Presenting an in-depth investigation into the inexorable growth of the cities of Bombay, Kolkata and Delhi, Das’s subjective archive of archaeological and architectural fragments is a series of conceptual montages that mirror the layered surface of these cities. A wide range of works will be presented at Delaye | Saltoun, with more than forty pieces produced by the artist over the last 4 years.
Sprawling cities are reshaping the social geography of many nations, and are a highly significant and global phenomenon of our time. For Samit Das, the urban landscape of India is a subject with multiple facets. Its frantic development, while economically progressive, is also ruthlessly eradicating the marks of past human achievement. The relentless motion of the city means that it perpetually redefines itself in the cycle of creation and destruction. In his series, ‘The Goddess’, Das photographed the plaster figures of Durga produced by the thousands in Kolkata for the Durga Puja (Durga Festival), and thrown in the Hooghly river after three days of frantic celebration. The goddess figures become an allegory to the image of the city: seductive, exciting yet fragile and expendable.

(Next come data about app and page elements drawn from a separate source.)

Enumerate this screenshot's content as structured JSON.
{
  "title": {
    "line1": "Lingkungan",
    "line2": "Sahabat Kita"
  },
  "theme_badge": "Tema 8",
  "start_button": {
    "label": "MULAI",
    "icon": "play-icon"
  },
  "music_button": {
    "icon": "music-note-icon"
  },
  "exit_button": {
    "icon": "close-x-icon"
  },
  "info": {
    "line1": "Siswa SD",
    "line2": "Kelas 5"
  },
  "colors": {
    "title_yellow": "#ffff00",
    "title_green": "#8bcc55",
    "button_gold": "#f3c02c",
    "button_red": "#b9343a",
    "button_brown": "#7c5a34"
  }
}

Samit Das is a flaneur in search of this complex topography. He uses multiple mediums to grasp the seemingly intangible evocations of the cityscape and its many constructs. Whether with pencil, paint, video or photography he depicts the rich sub-text of the city through its architecture, signage, graffiti and street art, all visions of the past tucked in-between urban layers. Das’s work has the intimacy of an artist’s notebook, sketching the ephemeral, opening a concertina of a mental jigsaw. Behind the compositions, Das engages with the remnants of meaning in the urban environment; the signs of past moments in culture, society and history. His compelling maquettes, his three-dimensional drawings and superimposed collages form a powerful vision of the modern city. There is no nostalgic element to this confrontation between past and present; instead, Samit Das brings the suggestion of something that is as durable and fragile as its transient subject matter.